Medic, part-time construction worker, student: Deployed Airman does it all
By Master Sgt. Kelly Ogden, 12th Air Force (Air Forces Southern)
/ Published May 01, 2014
BELIZE CITY, Belize -- She stands on top of scaffolding at a school addition construction site in Belize, profusely sweating from spending more than 12 hours per day out in the sun, fatigued from laying block after cement block and covered from head to toe in dust and debris. You might think that she has spent every day of her adult life doing construction work because she just fits in, but you'd be wrong.
Senior Airman Alyssa Reno, a Lewiston, Idaho, native, is no engineer. In fact, until about 23 days ago she had never spent a day in her life working on a construction site.
So, what is this 5-foot-tall young Airman doing in Belize?
She's a medic from the 366th Aerospace Medicine Squadron, Mountain Home Air Force Base, Idaho, assigned to the U.S. Southern Command-sponsored New Horizons exercise in Belize. She spends her days rotating amongst four different school construction site projects, providing medical treatment to injured engineers and making sure the military members stay properly hydrated to avoid heat-related injuries.
"It's a different environment," Reno said. "I normally don't really spend much time out of my job at the hospital. ... This is a great experience. I get to see all of these very young Airmen, Marines and Soldiers work so hard on a daily basis; it's impressive."
Reno, who joined the Air Force three years ago, came in for educational benefits and to travel.
Her parents, who weren't too keen on having Alyssa, their only child, enlist in the military, offered to pay her college tuition if she didn't join. Luckily for her parents, after graduating from basic and technical training she ended up stationed right back where she started: Idaho.
"My parents are now glad that I joined. They've seen what the Air Force has done for me and how much I've grown since I've been in," she said.
And how she has grown in her career: as the 366th Aerospace Medicine Squadron Airman of the Year and as the Air Combat Command Olsen-Wegner Aerospace Medicine Technician of the Year, her career in the Air Force has clearly taken off.

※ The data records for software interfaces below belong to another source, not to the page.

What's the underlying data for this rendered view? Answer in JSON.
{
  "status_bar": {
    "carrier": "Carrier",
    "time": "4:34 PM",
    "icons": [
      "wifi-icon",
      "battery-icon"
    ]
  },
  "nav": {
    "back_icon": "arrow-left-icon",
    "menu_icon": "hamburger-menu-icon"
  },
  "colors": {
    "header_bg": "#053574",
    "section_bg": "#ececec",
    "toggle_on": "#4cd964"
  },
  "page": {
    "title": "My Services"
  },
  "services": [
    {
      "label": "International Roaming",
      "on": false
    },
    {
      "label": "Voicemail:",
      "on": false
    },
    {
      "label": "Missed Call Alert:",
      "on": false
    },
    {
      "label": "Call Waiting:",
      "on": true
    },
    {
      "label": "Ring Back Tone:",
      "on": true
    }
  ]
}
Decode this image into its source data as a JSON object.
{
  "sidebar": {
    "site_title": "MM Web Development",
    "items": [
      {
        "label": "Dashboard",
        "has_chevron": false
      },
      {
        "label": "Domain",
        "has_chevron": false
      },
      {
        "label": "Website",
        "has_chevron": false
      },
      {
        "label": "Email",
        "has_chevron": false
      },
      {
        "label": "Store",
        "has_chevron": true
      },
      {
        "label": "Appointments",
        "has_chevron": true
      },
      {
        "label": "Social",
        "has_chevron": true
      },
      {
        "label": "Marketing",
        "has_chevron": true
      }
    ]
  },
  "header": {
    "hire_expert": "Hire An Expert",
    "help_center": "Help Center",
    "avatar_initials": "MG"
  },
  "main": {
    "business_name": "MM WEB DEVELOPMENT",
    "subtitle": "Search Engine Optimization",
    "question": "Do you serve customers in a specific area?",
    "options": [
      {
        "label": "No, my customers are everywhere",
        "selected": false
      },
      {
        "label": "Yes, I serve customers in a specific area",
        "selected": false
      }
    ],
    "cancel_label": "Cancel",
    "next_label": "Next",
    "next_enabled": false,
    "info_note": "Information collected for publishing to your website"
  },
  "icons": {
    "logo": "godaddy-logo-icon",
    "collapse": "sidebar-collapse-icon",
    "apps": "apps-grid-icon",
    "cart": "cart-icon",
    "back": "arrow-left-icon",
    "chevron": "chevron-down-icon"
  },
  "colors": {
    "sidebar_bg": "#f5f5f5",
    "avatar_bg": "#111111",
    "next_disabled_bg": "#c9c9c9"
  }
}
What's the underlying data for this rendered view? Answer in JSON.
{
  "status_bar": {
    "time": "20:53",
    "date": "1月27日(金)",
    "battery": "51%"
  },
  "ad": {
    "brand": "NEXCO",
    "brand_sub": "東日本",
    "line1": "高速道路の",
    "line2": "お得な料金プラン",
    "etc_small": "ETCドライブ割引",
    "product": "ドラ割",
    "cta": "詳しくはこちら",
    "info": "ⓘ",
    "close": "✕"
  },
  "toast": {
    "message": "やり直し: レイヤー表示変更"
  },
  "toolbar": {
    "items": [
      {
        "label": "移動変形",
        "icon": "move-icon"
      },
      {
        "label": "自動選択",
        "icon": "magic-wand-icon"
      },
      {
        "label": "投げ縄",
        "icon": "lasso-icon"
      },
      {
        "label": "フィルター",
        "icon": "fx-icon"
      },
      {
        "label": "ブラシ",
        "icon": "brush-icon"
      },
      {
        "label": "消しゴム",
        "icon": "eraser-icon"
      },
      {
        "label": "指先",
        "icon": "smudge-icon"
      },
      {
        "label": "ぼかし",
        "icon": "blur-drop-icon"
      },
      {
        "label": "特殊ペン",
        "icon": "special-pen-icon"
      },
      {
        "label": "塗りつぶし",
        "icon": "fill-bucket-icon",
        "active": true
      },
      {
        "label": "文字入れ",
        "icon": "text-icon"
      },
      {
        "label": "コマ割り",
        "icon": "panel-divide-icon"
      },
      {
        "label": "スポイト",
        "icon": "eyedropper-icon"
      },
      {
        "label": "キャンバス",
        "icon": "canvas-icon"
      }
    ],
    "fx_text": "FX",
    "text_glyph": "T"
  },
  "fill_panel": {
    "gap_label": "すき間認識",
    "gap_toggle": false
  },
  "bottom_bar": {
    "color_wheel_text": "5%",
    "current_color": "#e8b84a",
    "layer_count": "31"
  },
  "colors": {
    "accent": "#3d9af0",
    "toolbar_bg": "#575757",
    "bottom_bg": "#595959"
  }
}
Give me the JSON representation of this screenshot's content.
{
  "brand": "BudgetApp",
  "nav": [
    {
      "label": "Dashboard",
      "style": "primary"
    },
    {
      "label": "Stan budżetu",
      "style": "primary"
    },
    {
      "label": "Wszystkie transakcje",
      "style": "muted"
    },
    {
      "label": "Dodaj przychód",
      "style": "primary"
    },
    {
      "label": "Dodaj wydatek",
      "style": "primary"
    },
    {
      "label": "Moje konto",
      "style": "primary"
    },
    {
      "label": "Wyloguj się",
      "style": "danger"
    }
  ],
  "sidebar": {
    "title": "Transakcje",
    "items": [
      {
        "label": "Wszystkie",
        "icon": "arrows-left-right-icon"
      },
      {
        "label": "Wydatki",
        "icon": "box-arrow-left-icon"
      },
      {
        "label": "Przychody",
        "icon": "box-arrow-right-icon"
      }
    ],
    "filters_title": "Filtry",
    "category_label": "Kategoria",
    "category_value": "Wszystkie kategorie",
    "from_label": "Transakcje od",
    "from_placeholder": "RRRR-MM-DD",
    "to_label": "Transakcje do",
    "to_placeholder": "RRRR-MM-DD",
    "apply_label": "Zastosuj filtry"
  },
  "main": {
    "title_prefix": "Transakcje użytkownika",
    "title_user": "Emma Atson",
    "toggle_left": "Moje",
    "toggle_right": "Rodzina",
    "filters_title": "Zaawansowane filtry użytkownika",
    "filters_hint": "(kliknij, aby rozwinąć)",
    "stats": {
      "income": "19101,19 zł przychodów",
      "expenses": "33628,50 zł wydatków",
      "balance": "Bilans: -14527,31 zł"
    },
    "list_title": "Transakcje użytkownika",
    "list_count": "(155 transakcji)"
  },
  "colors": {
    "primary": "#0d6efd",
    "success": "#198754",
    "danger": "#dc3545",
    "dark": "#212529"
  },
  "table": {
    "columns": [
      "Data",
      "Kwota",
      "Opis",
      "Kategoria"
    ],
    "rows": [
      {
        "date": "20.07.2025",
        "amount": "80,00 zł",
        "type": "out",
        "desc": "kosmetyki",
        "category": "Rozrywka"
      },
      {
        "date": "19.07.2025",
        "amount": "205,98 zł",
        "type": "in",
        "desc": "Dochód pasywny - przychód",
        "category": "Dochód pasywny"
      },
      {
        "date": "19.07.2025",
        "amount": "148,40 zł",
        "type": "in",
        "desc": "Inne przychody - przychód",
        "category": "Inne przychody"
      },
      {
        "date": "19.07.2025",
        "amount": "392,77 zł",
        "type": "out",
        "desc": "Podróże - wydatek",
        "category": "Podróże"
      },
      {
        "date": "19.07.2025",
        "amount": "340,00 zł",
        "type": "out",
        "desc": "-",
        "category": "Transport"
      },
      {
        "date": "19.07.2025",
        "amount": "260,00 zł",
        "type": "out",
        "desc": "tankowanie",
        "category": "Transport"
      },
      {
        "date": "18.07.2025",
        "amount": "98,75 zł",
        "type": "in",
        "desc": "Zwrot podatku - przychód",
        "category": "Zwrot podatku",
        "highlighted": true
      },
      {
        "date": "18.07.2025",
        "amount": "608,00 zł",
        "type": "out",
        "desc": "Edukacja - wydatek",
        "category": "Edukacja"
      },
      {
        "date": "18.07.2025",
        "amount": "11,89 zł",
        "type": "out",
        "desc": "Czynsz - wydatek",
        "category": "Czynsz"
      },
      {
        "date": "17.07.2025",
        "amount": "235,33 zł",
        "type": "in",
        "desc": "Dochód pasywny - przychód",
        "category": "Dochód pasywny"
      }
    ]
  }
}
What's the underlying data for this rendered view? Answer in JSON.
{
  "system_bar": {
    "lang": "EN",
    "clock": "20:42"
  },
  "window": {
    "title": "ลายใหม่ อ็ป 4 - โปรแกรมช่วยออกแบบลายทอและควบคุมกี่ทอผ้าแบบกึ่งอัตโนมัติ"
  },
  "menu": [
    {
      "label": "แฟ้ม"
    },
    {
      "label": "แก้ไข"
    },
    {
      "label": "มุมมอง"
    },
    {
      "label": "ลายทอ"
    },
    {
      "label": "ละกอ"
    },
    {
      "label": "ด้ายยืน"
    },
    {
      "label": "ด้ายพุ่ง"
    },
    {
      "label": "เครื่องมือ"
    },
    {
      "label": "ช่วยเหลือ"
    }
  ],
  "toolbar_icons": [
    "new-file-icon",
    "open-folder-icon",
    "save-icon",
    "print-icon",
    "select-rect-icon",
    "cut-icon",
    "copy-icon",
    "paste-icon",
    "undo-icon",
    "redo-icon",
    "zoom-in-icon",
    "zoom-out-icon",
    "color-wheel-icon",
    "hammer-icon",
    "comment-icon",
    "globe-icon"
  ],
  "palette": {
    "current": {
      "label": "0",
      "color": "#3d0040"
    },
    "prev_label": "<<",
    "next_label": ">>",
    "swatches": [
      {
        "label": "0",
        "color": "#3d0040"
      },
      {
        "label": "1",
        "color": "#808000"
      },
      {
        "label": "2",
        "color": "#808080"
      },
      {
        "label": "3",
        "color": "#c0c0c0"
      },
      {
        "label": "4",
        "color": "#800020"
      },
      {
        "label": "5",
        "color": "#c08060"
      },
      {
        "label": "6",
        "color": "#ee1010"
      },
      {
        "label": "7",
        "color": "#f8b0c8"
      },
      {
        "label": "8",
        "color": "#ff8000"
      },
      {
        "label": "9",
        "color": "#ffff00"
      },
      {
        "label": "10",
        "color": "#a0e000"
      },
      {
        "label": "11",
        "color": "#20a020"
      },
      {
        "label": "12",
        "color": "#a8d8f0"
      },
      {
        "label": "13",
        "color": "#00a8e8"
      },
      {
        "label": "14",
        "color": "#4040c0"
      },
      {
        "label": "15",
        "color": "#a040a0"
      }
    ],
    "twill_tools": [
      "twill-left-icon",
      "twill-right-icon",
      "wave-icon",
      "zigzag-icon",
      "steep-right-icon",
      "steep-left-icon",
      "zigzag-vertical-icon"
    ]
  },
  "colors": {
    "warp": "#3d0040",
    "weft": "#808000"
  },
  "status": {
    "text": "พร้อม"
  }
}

But, she still remains grounded.
According to Reno, it all goes back to her mother and father wanting the best for their daughter.
"I'm thankful for my parents. They are the most supportive parents that I could ever ask for; their support is a big part of why I am who I am today."
Apart from her current deployment to Belize, she's not traveling much these days. Instead, she's chosen to work toward a degree in physical therapy at Boise State, complete her personal training certificate through the International Sports Sciences Association and volunteer in the community. She does all of this and still finds time for her hobbies, which include hiking, biking and running, and for her boyfriend, Jeff, an Air Force firefighter.
After completing her current deployment, Reno will most likely leave active duty military service for a position in the Air National Guard or Air Force Reserve so she can concentrate on her education full time.